Records from a collection
━━━━━━━━━━━━━━━━

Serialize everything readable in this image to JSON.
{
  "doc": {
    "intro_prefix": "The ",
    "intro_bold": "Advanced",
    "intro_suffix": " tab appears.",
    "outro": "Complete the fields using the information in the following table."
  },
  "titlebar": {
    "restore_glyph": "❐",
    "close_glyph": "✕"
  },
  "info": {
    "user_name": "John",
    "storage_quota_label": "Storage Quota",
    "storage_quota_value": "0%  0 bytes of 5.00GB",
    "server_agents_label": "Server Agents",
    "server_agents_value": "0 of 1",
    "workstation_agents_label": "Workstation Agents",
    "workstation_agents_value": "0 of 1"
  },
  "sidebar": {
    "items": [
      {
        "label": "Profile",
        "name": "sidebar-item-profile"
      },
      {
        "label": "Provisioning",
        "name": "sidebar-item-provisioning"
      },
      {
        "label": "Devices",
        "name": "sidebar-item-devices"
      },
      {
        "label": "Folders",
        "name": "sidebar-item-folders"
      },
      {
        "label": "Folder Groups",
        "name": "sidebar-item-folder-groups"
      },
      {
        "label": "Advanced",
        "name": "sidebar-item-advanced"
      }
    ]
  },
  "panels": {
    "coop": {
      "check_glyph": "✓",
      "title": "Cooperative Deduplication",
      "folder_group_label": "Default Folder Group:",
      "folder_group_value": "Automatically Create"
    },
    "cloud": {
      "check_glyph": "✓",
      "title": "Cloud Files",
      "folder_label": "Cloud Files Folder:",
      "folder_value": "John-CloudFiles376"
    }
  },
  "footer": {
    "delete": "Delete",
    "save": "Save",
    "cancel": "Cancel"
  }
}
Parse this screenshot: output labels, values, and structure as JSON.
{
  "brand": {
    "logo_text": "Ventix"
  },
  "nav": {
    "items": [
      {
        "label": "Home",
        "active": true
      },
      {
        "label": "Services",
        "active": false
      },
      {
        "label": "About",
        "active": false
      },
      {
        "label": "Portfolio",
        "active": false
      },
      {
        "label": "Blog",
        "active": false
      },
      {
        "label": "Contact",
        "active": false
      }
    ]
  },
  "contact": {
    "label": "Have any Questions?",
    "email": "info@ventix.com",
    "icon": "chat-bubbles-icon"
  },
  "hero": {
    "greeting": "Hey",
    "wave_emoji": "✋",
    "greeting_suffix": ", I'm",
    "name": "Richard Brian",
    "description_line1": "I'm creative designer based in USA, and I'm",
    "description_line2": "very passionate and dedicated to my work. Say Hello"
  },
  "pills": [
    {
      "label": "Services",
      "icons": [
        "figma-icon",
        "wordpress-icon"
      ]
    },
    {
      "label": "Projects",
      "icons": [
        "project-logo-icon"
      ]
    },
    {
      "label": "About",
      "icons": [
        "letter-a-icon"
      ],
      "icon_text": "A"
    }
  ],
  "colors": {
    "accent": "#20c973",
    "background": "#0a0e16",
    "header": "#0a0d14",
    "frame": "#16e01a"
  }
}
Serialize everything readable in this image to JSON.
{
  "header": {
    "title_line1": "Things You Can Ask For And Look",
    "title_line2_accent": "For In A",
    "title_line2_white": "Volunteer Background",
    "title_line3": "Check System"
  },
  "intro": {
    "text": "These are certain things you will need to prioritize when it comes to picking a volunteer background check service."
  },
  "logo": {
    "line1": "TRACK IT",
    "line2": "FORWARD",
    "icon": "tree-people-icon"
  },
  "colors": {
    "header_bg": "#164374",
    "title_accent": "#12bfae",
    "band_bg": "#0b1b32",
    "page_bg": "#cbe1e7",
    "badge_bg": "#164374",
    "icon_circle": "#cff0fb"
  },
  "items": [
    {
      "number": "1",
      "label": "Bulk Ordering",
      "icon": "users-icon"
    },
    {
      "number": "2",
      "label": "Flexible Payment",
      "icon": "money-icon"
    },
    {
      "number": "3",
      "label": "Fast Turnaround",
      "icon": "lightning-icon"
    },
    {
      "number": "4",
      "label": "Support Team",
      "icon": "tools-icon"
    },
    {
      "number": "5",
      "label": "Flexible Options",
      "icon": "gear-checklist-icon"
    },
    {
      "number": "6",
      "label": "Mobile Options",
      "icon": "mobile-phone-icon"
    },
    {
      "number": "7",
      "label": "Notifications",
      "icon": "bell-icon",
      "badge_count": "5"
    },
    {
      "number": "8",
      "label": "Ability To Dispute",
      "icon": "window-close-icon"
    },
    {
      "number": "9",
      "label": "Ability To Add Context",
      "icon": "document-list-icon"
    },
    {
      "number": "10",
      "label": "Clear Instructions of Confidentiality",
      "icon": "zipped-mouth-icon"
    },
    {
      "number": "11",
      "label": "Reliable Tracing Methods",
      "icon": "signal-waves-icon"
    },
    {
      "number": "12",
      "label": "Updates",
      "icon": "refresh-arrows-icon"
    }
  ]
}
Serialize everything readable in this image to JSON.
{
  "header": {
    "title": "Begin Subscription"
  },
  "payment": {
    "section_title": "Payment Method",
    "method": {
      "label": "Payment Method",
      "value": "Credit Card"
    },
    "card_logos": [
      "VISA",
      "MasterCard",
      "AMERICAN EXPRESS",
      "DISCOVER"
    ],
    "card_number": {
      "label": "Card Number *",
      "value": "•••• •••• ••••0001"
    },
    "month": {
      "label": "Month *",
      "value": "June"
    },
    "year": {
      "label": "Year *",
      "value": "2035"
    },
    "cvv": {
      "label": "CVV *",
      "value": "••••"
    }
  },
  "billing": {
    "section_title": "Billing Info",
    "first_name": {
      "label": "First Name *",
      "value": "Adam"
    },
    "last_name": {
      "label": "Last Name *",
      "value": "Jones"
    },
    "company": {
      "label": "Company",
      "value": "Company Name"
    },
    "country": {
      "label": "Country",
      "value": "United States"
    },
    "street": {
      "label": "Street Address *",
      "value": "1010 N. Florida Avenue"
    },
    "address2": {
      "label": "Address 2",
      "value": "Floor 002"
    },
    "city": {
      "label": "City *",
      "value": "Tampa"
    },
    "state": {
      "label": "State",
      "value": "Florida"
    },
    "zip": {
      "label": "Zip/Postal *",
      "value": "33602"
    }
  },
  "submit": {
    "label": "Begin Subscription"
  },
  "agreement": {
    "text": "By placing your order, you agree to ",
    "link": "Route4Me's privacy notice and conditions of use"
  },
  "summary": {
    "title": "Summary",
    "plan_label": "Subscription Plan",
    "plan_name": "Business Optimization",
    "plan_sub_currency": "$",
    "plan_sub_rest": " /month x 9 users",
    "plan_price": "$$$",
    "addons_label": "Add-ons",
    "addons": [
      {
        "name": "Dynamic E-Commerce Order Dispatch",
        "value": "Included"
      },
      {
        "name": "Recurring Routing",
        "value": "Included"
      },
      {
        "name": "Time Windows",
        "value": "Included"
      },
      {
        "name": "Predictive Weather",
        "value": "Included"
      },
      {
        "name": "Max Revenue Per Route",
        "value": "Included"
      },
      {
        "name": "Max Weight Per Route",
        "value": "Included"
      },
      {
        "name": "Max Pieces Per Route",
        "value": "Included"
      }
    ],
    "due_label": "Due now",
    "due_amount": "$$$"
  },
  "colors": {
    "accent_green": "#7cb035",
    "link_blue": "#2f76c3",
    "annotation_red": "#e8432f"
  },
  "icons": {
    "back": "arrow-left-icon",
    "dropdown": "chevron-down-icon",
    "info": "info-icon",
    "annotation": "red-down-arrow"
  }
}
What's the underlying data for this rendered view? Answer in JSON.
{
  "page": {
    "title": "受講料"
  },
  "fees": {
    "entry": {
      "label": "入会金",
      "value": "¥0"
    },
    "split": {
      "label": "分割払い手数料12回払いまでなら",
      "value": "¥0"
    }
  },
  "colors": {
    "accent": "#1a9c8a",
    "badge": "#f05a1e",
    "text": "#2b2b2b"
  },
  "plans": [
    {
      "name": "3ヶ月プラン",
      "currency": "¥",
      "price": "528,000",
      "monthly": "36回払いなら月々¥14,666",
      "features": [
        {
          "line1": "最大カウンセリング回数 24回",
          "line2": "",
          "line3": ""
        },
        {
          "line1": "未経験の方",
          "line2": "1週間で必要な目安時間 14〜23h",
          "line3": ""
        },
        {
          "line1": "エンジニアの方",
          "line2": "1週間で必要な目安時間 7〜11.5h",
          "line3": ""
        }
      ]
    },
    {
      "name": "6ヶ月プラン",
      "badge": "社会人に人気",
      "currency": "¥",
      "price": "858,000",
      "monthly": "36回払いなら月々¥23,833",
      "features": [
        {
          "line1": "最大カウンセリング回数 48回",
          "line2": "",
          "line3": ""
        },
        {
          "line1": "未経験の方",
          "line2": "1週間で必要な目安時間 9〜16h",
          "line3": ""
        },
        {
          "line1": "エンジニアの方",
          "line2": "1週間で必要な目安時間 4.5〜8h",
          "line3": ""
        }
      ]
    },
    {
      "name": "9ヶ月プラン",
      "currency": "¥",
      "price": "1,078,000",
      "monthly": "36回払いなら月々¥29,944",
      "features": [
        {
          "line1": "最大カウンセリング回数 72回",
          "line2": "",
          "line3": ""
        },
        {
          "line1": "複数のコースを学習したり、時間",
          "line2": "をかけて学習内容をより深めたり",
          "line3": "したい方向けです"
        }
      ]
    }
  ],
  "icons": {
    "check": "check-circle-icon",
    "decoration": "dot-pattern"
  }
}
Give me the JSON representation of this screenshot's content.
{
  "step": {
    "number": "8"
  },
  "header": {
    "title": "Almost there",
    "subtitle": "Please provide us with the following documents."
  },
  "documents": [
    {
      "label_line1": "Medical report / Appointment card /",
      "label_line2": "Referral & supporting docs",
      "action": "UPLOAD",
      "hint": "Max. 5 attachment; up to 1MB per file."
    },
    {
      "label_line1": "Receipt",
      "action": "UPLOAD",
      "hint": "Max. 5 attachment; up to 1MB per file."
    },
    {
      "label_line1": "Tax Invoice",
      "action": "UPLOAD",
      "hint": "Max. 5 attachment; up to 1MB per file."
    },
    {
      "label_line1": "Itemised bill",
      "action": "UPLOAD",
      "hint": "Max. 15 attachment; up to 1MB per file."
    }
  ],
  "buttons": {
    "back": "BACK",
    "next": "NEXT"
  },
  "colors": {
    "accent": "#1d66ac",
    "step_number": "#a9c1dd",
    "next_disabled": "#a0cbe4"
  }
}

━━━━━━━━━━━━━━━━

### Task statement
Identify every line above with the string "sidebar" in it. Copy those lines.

### Exercise solution
  "sidebar": {
        "name": "sidebar-item-profile"
        "name": "sidebar-item-provisioning"
        "name": "sidebar-item-devices"
        "name": "sidebar-item-folders"
        "name": "sidebar-item-folder-groups"
        "name": "sidebar-item-advanced"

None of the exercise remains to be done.